Page and application data records
►
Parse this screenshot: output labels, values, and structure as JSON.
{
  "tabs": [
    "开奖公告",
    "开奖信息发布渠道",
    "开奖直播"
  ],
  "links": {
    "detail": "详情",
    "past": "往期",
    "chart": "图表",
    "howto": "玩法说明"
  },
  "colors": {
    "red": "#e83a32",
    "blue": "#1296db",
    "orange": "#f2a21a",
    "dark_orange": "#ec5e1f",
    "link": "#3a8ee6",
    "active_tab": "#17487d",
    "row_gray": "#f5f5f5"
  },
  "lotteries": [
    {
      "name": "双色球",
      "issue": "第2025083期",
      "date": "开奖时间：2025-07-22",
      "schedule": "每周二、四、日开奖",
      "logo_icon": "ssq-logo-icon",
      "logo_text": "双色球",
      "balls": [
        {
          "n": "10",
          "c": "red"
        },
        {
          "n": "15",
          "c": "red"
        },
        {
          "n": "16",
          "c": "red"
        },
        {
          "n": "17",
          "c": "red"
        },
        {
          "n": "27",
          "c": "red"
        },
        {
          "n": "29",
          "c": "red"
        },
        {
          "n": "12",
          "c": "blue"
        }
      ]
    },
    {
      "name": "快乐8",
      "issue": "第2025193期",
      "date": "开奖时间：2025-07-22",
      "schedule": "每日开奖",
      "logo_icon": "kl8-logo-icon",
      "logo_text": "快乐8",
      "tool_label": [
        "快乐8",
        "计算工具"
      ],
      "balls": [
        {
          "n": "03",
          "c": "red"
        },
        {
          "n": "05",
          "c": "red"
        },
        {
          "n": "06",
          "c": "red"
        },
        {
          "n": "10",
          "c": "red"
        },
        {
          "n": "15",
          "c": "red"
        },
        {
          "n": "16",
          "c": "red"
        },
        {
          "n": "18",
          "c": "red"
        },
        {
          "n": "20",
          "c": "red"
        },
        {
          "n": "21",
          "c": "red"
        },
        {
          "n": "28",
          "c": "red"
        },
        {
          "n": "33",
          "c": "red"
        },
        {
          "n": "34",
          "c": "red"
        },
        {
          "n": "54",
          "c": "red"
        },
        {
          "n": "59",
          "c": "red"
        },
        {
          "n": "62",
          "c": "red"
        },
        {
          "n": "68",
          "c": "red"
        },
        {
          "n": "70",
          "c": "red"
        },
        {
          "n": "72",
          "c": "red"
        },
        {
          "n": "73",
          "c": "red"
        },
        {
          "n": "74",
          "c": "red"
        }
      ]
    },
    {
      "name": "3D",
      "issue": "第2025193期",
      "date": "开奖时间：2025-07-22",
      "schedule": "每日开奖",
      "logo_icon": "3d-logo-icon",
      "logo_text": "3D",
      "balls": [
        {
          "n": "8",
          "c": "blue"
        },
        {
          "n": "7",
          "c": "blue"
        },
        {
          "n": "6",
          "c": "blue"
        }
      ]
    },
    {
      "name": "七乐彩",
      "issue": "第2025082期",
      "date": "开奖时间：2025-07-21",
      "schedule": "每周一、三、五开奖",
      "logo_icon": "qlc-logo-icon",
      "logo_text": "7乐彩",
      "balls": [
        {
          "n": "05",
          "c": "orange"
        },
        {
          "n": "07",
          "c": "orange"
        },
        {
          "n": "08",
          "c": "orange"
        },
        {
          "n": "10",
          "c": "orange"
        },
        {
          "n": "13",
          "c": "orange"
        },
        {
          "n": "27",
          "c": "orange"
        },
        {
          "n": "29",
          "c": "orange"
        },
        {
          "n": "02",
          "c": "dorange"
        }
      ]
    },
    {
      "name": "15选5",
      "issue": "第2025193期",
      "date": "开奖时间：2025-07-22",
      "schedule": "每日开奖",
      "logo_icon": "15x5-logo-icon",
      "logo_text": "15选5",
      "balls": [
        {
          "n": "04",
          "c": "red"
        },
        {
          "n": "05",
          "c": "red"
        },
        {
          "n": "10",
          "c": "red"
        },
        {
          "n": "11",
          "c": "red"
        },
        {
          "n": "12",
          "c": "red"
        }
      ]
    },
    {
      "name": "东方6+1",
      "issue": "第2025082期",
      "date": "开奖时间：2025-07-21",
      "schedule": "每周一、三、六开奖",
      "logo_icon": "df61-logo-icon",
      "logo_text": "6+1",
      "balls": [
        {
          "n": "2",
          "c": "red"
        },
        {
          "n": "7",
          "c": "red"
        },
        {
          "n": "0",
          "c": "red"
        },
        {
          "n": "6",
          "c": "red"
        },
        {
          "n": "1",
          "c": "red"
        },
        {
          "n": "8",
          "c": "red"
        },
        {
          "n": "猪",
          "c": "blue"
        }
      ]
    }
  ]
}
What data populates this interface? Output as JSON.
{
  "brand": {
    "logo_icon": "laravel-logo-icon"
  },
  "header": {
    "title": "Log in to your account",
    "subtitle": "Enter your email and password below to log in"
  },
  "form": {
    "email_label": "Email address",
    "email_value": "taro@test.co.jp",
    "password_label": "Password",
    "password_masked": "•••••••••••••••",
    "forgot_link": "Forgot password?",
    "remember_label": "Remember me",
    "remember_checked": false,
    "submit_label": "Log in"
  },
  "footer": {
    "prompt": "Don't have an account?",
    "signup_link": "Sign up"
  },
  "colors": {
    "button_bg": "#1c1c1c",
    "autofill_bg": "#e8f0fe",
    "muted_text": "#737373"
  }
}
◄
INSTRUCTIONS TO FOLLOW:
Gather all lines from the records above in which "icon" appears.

EXERCISE OUTPUT:
      "logo_icon": "ssq-logo-icon",
      "logo_icon": "kl8-logo-icon",
      "logo_icon": "3d-logo-icon",
      "logo_icon": "qlc-logo-icon",
      "logo_icon": "15x5-logo-icon",
      "logo_icon": "df61-logo-icon",
    "logo_icon": "laravel-logo-icon"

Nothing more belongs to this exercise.